This famed ancient medical center, built in honor of Asklepios, the god of healing, was also the world's first psychiatric hospital. Many of the treatments employed at Pergamum, enhanced by a sacred source of water that was later discovered as having radioactive properties, have been used for centuries, and are once again finding modern application. The treatments included psychotherapy, massage, herbal remedies, mud and bathing treatments, interpretation of dreams, and the drinking of water. The Asklepion gained in prominence under the Romans in the 2nd century A.D., but a sacred site existed prior to this as early as the 4th century B.C.
Oddly enough, everybody who was anybody was dying to get in; patients included Hadrian, Marcus Aurelius, and Caracalla. Therapy included mud baths, music concerts, and doses of water from the sacred fountain. Hours of therapy probed the meaning of the previous night's dreams, as patients believed dreams recounted a visit by the god Asklepios, who held the key to curing the illness. Galen, the influential physician and philosopher who was born in Pergamum in A.D. 129, trained and then later became an attendant to the gladiators here.

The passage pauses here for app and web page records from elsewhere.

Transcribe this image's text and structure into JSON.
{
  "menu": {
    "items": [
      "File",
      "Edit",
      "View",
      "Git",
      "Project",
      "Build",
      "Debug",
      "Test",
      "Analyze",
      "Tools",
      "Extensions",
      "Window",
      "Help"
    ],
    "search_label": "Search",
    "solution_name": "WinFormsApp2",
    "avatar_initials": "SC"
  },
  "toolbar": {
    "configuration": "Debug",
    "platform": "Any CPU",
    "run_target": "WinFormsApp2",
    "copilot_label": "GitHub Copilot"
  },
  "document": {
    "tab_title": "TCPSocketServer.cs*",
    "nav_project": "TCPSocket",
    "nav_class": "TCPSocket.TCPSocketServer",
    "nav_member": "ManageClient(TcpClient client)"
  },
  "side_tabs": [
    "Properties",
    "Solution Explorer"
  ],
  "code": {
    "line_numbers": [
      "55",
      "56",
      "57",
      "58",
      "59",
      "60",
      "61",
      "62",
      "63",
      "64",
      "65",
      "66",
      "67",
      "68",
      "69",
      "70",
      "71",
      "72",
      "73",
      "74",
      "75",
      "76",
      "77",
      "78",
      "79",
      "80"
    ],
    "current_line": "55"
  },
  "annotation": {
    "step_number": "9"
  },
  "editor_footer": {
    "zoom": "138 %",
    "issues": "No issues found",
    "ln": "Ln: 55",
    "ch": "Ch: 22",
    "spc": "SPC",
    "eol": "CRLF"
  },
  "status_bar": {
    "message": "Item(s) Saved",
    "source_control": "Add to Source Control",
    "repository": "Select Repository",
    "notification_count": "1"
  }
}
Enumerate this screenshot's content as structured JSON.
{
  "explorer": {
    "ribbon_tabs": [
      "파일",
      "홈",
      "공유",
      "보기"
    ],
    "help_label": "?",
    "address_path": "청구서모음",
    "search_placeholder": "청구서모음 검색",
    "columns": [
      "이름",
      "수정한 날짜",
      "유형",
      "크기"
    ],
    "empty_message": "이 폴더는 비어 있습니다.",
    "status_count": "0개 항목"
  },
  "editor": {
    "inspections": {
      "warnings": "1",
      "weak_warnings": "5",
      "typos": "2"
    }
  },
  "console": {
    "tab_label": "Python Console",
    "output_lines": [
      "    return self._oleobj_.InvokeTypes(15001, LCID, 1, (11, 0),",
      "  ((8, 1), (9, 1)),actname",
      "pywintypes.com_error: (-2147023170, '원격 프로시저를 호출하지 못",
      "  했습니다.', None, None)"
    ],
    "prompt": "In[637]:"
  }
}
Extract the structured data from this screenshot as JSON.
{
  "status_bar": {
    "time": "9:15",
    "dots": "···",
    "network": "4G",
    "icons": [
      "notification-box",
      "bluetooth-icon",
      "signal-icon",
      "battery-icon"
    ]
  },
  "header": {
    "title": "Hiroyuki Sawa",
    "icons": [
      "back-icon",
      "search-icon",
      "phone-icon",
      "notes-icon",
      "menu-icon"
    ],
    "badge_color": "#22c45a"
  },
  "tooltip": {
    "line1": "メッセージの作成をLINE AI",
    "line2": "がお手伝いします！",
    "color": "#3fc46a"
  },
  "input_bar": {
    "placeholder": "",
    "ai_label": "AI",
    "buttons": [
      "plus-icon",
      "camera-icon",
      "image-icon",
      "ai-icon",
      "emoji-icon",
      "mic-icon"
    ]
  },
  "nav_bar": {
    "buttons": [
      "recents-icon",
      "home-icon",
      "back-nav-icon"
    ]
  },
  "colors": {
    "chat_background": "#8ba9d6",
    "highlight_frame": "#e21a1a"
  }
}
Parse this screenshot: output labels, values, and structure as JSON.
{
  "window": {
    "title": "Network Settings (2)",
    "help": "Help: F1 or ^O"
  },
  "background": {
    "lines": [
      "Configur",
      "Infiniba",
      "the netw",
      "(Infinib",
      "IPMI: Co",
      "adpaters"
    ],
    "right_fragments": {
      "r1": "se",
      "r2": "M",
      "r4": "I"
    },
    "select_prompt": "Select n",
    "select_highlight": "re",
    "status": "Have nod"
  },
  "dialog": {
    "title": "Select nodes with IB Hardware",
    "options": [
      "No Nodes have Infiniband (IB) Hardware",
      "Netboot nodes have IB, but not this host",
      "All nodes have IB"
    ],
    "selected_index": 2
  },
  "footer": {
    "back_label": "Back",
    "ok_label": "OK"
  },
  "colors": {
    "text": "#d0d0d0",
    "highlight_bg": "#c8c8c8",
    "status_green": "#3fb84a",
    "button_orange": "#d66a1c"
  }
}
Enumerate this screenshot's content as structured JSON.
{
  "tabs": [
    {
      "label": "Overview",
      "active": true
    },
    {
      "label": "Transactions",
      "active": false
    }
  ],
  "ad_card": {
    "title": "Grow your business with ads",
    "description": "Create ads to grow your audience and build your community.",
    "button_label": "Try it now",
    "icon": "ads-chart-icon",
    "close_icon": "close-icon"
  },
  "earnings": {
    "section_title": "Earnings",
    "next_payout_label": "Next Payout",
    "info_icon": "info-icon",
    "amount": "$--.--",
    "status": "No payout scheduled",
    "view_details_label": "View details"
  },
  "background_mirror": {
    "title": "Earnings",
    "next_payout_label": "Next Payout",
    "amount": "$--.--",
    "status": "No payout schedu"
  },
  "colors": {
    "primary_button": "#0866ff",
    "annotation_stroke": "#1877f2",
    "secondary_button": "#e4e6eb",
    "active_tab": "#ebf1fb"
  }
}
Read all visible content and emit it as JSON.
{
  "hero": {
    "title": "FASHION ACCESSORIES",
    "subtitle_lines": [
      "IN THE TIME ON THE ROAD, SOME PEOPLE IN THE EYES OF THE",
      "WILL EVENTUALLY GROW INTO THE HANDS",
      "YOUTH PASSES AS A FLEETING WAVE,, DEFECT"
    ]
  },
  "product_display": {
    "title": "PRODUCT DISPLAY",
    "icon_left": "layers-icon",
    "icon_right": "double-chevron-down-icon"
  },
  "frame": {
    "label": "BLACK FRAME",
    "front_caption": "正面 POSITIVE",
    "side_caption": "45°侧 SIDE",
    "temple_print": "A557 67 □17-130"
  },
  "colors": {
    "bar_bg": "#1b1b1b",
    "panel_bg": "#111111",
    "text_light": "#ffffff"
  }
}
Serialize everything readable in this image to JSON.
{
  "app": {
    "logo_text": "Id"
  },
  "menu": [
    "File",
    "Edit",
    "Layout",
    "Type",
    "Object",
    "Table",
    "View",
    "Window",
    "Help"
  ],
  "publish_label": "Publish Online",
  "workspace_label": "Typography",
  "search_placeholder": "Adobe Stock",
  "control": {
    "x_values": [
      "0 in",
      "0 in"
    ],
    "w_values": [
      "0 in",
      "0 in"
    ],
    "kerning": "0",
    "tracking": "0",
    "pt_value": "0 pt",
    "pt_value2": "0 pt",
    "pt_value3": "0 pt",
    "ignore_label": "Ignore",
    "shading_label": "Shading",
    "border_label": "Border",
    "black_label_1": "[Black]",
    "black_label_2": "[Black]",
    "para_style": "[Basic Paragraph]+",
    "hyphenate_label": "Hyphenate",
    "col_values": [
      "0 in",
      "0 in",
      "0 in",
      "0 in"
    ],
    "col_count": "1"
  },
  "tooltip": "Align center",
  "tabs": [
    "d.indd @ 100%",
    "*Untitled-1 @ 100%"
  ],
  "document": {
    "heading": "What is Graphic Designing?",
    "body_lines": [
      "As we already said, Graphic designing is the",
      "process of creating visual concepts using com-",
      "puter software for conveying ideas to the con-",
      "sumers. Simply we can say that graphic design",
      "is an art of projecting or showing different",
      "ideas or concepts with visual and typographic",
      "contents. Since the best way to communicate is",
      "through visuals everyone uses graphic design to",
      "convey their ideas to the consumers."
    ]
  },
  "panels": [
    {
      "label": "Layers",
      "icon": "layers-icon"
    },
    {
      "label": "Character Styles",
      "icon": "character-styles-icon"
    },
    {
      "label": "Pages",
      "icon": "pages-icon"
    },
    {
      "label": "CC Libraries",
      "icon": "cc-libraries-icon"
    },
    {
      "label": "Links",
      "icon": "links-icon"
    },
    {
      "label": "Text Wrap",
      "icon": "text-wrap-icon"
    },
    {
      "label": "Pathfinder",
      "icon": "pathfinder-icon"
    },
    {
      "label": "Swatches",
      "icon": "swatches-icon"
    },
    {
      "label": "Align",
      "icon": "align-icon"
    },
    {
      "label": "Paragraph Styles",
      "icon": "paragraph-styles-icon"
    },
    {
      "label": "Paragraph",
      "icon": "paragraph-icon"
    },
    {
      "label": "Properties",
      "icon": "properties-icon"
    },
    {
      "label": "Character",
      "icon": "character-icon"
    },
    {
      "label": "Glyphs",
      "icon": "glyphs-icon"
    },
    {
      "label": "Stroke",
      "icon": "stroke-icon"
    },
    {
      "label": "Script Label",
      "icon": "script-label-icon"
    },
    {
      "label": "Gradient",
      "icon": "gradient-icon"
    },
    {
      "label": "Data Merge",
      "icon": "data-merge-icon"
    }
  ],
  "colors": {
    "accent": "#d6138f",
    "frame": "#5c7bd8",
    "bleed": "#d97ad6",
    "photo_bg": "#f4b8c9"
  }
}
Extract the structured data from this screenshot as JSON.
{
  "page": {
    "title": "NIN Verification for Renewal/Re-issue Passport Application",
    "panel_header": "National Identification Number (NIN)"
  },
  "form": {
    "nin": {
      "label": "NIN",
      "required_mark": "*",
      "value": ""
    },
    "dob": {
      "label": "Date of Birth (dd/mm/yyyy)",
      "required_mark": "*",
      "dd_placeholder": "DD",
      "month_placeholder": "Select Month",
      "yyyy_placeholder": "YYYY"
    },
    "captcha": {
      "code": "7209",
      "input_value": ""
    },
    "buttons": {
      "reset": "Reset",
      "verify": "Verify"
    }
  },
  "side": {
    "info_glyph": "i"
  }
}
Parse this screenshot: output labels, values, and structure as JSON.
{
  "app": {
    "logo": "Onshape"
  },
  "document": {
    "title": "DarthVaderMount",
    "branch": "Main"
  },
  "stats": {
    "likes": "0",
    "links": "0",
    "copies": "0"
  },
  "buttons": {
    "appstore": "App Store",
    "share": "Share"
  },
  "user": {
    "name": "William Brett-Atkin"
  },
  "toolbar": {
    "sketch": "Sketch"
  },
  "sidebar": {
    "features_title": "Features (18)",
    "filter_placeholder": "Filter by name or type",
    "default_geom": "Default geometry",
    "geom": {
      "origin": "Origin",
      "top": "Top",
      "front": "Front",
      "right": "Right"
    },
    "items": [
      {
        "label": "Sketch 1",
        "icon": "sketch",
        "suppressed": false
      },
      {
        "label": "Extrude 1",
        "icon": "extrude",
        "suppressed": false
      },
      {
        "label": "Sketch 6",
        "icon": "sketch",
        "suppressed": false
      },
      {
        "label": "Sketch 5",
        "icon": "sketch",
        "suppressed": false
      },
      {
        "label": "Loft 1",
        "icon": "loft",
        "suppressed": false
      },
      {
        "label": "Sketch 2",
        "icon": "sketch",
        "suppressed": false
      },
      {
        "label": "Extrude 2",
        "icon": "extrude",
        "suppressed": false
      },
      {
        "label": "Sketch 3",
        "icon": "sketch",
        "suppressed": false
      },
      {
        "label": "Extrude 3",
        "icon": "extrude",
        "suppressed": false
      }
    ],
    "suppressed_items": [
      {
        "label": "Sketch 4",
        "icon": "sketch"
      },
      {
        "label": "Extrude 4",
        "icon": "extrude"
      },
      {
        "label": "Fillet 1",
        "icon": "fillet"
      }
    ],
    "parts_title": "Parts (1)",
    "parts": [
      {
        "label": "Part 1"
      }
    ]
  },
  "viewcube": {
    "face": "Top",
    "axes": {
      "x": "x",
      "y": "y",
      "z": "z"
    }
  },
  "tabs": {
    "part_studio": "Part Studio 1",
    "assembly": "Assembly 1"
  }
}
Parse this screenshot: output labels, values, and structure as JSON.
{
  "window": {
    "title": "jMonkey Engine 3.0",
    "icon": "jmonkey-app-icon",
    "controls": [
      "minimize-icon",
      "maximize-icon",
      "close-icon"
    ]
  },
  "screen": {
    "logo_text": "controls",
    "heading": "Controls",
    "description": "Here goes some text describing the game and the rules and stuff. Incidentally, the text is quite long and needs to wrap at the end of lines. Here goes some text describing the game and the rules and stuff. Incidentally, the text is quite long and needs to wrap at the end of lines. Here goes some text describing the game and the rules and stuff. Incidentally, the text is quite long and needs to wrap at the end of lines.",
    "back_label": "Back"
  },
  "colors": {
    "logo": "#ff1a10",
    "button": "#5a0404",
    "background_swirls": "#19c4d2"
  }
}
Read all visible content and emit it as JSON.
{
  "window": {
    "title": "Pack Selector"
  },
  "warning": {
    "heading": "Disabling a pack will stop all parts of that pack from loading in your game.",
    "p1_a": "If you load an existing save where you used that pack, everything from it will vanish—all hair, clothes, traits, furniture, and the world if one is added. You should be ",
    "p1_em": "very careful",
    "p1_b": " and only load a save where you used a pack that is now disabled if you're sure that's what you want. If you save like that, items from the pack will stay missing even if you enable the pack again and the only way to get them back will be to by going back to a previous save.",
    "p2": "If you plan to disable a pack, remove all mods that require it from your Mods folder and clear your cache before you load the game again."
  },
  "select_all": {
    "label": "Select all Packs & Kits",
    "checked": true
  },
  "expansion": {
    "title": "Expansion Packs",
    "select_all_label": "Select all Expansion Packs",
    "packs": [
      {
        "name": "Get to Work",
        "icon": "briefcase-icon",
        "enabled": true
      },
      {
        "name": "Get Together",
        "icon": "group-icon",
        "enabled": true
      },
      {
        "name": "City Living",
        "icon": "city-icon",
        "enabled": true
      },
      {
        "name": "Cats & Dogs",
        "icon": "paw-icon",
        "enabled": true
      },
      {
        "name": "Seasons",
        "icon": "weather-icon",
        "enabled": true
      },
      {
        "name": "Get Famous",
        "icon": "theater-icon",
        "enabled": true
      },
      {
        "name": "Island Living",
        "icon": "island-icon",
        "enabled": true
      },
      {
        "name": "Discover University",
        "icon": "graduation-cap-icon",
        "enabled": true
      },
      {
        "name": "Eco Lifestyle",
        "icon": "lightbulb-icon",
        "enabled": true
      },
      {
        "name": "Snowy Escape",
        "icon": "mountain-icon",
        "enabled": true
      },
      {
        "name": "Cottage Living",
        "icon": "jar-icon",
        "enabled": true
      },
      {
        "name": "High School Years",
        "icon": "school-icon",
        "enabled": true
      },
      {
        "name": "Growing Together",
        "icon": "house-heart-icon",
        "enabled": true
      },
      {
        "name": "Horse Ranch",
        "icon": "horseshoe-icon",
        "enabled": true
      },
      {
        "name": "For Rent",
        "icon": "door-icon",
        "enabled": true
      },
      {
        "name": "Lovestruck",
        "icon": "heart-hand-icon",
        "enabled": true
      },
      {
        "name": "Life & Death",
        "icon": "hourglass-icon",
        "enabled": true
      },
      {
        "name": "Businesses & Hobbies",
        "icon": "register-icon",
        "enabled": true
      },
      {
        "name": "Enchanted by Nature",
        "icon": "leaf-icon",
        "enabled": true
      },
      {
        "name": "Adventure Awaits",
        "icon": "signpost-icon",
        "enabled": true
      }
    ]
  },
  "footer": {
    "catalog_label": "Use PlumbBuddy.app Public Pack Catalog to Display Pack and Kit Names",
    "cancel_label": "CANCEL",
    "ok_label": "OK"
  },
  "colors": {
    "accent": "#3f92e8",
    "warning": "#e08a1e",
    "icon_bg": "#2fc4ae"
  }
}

Access is via the Sacred Way, which at 807m (2,648 ft.) long and colonnaded originally connected the Asklepion with the Acropolis. The Sacred Way becomes the stately Via Tecta near the entrance to the site and leads to a courtyard and fallen Propylaeum, or Monumental Gate. Don't miss the focus of the first courtyard, an altar inscribed with the emblem of modern medicine, the serpent. To the right of the courtyard is the Emperor's Room, which was also used as a library. The circular domed Temple of Asklepios, with a diameter of 23m (75 ft.), recalls the Pantheon in Rome, which was completed only 20 years earlier. Reachable through an underground tunnel is what is traditionally called the Temple of Telesphorus, which served as both the treatment rooms and the sleeping chambers, an indication that sleep was integral in the actual healing process. At various spots in the center of the complex are a total of three pools and fountains, used for bathing, drinking, and various other forms of treatment. The semicircular Roman Theatre flanks the colonnaded promenade on the northwest corner of the site.